• _Assignment_
The answer must be every line from the entries below that includes "title".

========================================================================

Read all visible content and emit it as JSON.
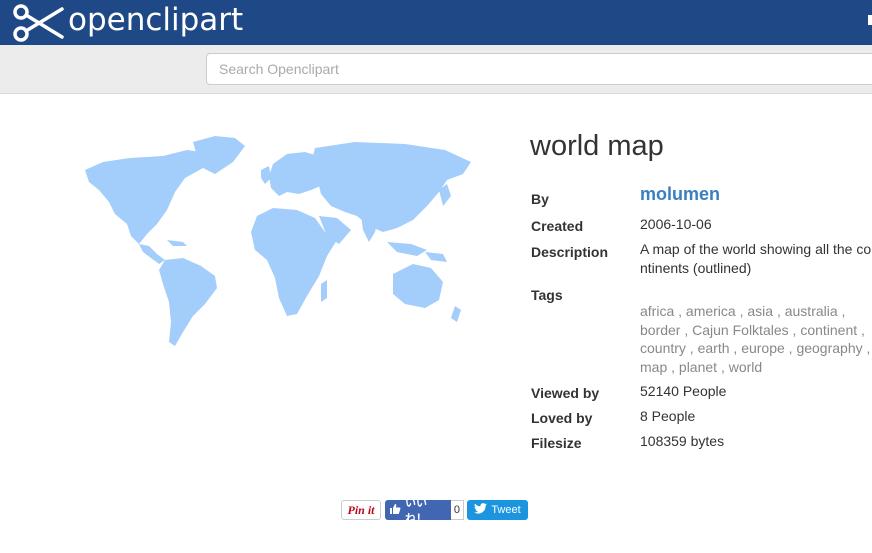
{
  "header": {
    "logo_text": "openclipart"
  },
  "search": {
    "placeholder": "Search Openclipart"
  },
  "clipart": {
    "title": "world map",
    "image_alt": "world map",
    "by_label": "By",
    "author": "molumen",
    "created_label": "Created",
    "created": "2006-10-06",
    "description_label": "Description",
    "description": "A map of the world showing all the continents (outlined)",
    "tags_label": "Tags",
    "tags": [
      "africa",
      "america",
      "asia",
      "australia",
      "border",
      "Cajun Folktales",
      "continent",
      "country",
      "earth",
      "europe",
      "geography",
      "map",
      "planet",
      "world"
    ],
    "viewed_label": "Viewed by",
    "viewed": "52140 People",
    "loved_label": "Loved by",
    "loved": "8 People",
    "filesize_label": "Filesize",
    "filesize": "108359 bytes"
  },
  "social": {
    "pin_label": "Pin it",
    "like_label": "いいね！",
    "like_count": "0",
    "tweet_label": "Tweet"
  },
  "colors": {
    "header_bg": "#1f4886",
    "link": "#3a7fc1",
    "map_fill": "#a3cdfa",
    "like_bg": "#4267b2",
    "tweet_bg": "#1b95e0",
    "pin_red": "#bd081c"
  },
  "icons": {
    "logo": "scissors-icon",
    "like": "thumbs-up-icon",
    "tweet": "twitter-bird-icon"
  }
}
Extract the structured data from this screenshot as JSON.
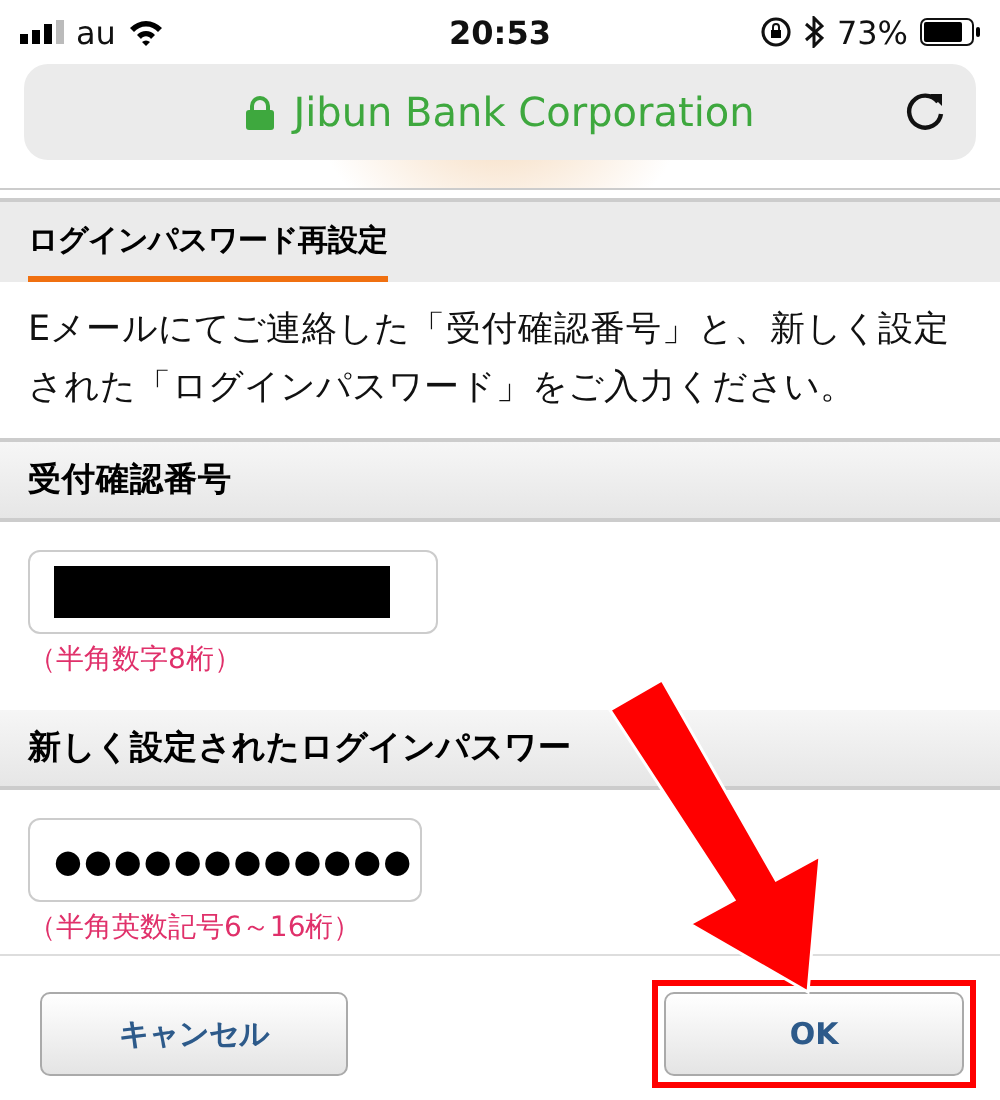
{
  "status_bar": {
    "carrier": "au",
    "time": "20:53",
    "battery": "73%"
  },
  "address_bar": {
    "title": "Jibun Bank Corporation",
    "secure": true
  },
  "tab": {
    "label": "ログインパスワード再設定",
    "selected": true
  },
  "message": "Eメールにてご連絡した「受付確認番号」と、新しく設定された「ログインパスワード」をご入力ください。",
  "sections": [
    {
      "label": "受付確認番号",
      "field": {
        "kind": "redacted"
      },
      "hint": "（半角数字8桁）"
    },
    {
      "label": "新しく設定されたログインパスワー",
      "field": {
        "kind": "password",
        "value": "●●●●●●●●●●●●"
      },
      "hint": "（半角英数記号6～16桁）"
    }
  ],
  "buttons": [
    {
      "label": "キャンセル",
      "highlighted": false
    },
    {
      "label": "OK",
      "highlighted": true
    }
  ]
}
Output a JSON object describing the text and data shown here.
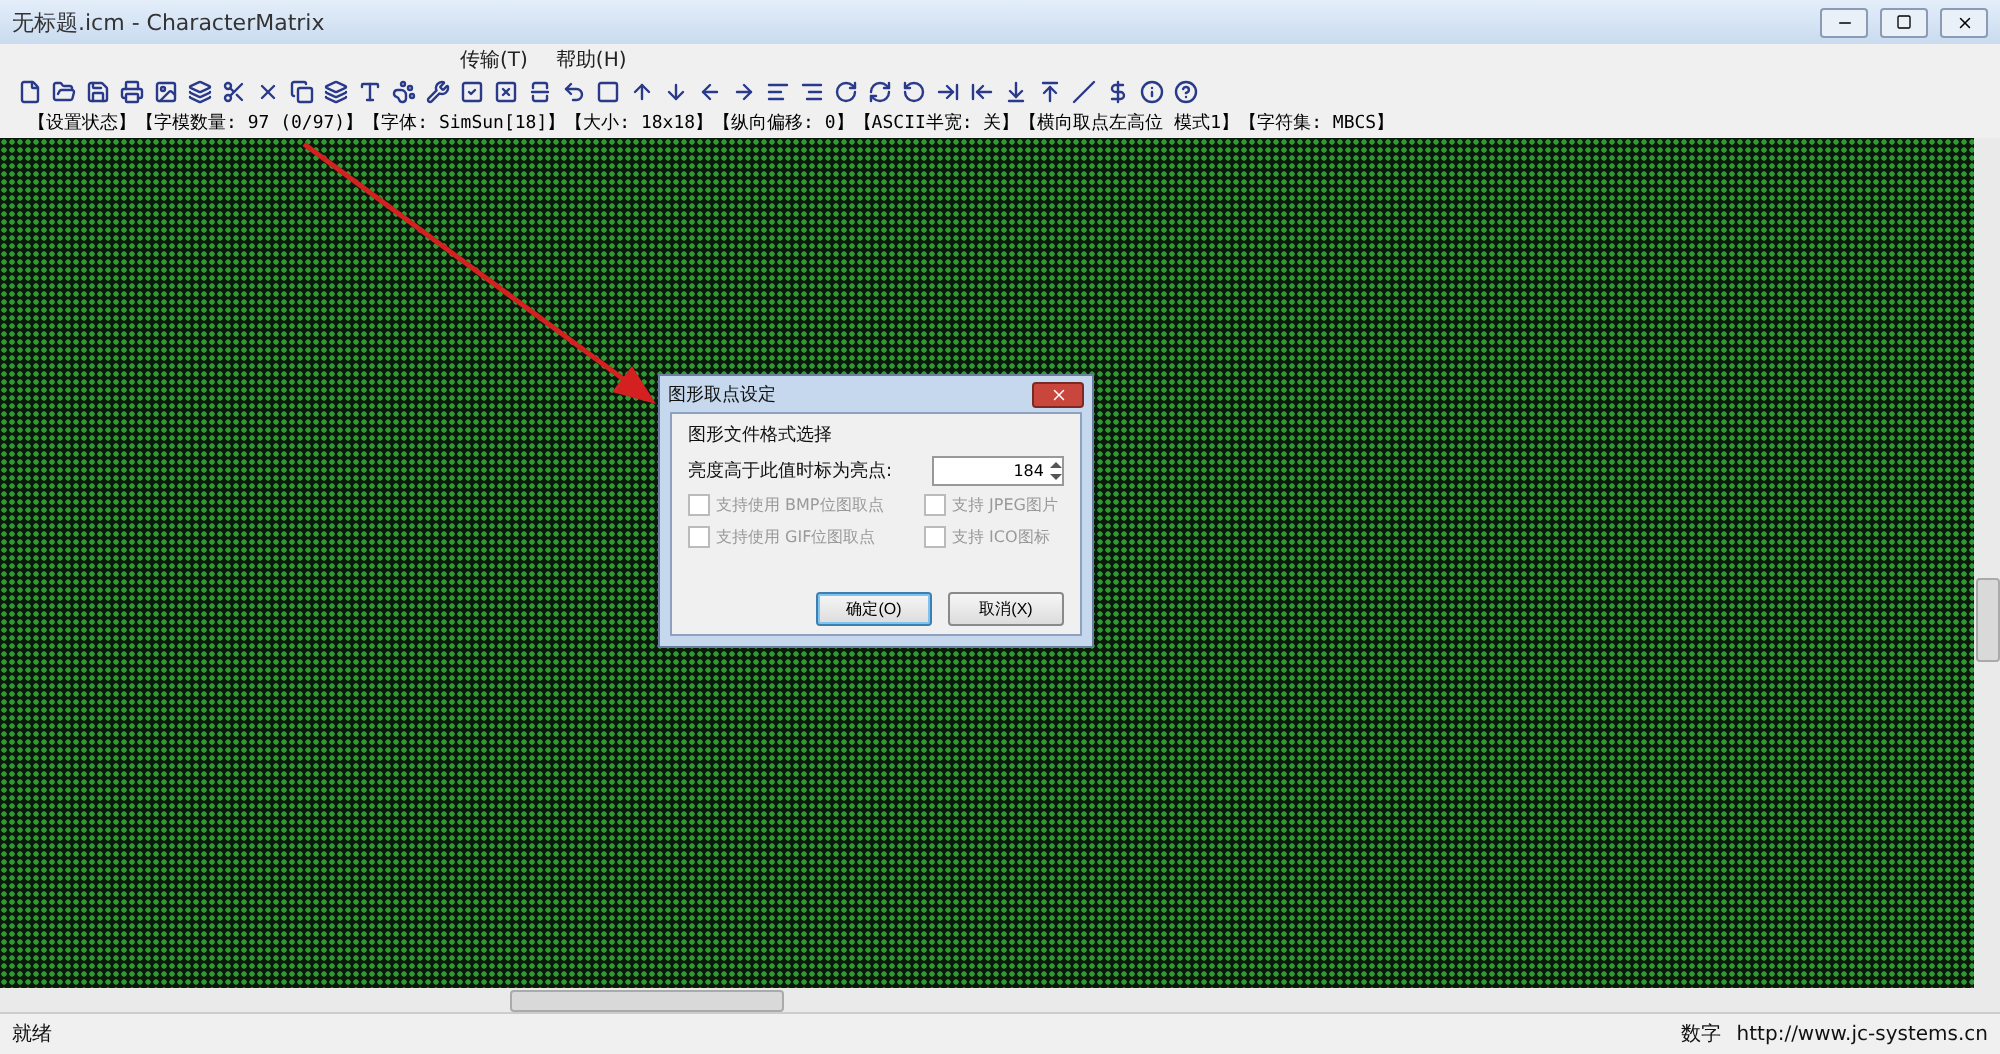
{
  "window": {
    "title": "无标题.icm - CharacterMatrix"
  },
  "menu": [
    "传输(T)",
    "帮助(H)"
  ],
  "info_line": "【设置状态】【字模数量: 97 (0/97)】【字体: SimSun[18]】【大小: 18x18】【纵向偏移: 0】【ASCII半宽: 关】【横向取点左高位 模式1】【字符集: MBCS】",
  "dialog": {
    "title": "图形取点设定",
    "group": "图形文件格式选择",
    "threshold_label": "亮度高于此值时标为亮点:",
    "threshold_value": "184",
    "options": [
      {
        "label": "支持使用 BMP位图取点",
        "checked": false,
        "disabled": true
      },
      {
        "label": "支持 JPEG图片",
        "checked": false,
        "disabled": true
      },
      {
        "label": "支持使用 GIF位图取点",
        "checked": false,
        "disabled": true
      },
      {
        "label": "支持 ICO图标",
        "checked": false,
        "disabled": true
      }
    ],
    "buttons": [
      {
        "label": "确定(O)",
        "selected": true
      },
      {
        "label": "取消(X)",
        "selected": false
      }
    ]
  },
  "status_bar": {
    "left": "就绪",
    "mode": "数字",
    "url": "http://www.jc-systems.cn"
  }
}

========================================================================

• _Task result_
    "title": "world map",
    "title": "Jibun Bank Corporation",
    "title": "无标题.icm - CharacterMatrix"
    "title": "图形取点设定",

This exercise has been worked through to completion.